• _WORK TASK_: Whichever lines of the material contain "label", copy each of them.

• _SUPPLIED DATA_:
________________________________________
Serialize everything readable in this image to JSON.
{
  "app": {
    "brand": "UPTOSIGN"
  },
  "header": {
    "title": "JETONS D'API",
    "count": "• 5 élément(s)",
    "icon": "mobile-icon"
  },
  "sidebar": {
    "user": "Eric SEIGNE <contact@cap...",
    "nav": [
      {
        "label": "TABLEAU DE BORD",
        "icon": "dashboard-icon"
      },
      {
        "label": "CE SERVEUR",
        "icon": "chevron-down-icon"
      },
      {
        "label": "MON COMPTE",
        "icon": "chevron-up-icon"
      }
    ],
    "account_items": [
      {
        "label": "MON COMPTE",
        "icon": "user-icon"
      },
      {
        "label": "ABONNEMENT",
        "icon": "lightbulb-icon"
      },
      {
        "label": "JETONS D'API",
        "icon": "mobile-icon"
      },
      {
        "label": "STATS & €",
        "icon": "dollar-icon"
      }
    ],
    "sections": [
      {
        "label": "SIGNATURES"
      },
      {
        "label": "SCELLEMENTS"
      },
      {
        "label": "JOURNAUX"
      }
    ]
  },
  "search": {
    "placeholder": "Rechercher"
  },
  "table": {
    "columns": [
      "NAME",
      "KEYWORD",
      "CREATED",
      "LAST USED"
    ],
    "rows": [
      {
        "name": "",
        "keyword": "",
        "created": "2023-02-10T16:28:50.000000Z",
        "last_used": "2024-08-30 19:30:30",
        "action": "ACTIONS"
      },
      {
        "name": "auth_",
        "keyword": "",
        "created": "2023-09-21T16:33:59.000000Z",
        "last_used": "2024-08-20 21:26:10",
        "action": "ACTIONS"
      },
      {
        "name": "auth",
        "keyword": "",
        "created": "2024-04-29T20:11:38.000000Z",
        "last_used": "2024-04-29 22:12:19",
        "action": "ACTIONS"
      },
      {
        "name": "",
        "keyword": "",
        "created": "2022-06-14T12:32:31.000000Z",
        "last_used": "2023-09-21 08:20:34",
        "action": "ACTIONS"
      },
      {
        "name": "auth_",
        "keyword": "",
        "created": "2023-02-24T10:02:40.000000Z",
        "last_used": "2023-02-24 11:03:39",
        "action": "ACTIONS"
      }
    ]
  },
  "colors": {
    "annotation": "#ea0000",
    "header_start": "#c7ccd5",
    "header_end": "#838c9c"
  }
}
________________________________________
• _ANSWER TO THE PROBLEM_:
        "label": "TABLEAU DE BORD",
        "label": "CE SERVEUR",
        "label": "MON COMPTE",
        "label": "MON COMPTE",
        "label": "ABONNEMENT",
        "label": "JETONS D'API",
        "label": "STATS & €",
        "label": "SIGNATURES"
        "label": "SCELLEMENTS"
        "label": "JOURNAUX"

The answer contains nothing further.